> **How to complete this task**: Copy out all of the entries, keeping every word the same.

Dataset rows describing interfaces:
┏━━

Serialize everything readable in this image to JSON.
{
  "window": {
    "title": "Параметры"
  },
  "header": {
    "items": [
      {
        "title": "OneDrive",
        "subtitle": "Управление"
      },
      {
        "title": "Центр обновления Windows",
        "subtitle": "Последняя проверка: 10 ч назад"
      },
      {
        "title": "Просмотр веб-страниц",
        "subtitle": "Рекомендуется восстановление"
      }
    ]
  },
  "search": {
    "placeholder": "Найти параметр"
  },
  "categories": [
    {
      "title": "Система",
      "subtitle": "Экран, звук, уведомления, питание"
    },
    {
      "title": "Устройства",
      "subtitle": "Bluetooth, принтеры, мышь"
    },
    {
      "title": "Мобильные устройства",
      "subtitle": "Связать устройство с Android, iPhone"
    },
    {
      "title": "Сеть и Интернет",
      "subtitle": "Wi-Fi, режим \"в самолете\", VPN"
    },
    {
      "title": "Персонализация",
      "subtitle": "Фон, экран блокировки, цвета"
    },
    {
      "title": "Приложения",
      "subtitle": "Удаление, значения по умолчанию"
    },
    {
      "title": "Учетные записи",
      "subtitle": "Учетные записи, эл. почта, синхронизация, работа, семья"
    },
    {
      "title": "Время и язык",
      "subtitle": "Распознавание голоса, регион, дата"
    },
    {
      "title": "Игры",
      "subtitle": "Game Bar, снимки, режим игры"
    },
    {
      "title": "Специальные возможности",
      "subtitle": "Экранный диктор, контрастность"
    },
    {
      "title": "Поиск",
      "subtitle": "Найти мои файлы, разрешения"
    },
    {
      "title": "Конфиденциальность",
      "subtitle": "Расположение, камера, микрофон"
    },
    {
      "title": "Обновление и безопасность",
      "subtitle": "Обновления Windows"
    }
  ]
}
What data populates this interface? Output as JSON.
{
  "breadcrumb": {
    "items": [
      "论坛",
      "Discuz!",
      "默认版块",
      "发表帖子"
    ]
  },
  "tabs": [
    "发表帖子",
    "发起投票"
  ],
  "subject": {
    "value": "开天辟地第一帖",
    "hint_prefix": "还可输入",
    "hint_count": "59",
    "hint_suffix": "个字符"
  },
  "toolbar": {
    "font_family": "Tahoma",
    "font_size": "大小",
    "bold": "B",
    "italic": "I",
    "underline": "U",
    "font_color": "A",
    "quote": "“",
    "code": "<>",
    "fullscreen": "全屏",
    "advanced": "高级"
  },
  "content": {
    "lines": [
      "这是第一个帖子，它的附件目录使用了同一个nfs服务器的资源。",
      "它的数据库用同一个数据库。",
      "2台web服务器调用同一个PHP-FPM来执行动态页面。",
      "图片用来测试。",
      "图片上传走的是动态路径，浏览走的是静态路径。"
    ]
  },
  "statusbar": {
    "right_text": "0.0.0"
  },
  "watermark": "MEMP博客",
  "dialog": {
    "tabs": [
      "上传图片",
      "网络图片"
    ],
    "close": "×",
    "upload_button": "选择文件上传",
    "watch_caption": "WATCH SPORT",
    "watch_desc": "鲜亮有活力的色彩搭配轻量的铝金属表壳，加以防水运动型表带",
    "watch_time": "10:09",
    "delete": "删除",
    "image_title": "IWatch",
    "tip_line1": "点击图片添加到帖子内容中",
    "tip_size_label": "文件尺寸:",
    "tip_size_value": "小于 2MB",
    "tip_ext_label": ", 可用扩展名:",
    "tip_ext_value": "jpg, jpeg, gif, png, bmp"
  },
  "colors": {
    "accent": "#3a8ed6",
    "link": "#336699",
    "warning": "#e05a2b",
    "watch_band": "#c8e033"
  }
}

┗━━

> **Reply**:
Serialize everything readable in this image to JSON.
{
  "window": {
    "title": "Параметры"
  },
  "header": {
    "items": [
      {
        "title": "OneDrive",
        "subtitle": "Управление"
      },
      {
        "title": "Центр обновления Windows",
        "subtitle": "Последняя проверка: 10 ч назад"
      },
      {
        "title": "Просмотр веб-страниц",
        "subtitle": "Рекомендуется восстановление"
      }
    ]
  },
  "search": {
    "placeholder": "Найти параметр"
  },
  "categories": [
    {
      "title": "Система",
      "subtitle": "Экран, звук, уведомления, питание"
    },
    {
      "title": "Устройства",
      "subtitle": "Bluetooth, принтеры, мышь"
    },
    {
      "title": "Мобильные устройства",
      "subtitle": "Связать устройство с Android, iPhone"
    },
    {
      "title": "Сеть и Интернет",
      "subtitle": "Wi-Fi, режим \"в самолете\", VPN"
    },
    {
      "title": "Персонализация",
      "subtitle": "Фон, экран блокировки, цвета"
    },
    {
      "title": "Приложения",
      "subtitle": "Удаление, значения по умолчанию"
    },
    {
      "title": "Учетные записи",
      "subtitle": "Учетные записи, эл. почта, синхронизация, работа, семья"
    },
    {
      "title": "Время и язык",
      "subtitle": "Распознавание голоса, регион, дата"
    },
    {
      "title": "Игры",
      "subtitle": "Game Bar, снимки, режим игры"
    },
    {
      "title": "Специальные возможности",
      "subtitle": "Экранный диктор, контрастность"
    },
    {
      "title": "Поиск",
      "subtitle": "Найти мои файлы, разрешения"
    },
    {
      "title": "Конфиденциальность",
      "subtitle": "Расположение, камера, микрофон"
    },
    {
      "title": "Обновление и безопасность",
      "subtitle": "Обновления Windows"
    }
  ]
}
What data populates this interface? Output as JSON.
{
  "breadcrumb": {
    "items": [
      "论坛",
      "Discuz!",
      "默认版块",
      "发表帖子"
    ]
  },
  "tabs": [
    "发表帖子",
    "发起投票"
  ],
  "subject": {
    "value": "开天辟地第一帖",
    "hint_prefix": "还可输入",
    "hint_count": "59",
    "hint_suffix": "个字符"
  },
  "toolbar": {
    "font_family": "Tahoma",
    "font_size": "大小",
    "bold": "B",
    "italic": "I",
    "underline": "U",
    "font_color": "A",
    "quote": "“",
    "code": "<>",
    "fullscreen": "全屏",
    "advanced": "高级"
  },
  "content": {
    "lines": [
      "这是第一个帖子，它的附件目录使用了同一个nfs服务器的资源。",
      "它的数据库用同一个数据库。",
      "2台web服务器调用同一个PHP-FPM来执行动态页面。",
      "图片用来测试。",
      "图片上传走的是动态路径，浏览走的是静态路径。"
    ]
  },
  "statusbar": {
    "right_text": "0.0.0"
  },
  "watermark": "MEMP博客",
  "dialog": {
    "tabs": [
      "上传图片",
      "网络图片"
    ],
    "close": "×",
    "upload_button": "选择文件上传",
    "watch_caption": "WATCH SPORT",
    "watch_desc": "鲜亮有活力的色彩搭配轻量的铝金属表壳，加以防水运动型表带",
    "watch_time": "10:09",
    "delete": "删除",
    "image_title": "IWatch",
    "tip_line1": "点击图片添加到帖子内容中",
    "tip_size_label": "文件尺寸:",
    "tip_size_value": "小于 2MB",
    "tip_ext_label": ", 可用扩展名:",
    "tip_ext_value": "jpg, jpeg, gif, png, bmp"
  },
  "colors": {
    "accent": "#3a8ed6",
    "link": "#336699",
    "warning": "#e05a2b",
    "watch_band": "#c8e033"
  }
}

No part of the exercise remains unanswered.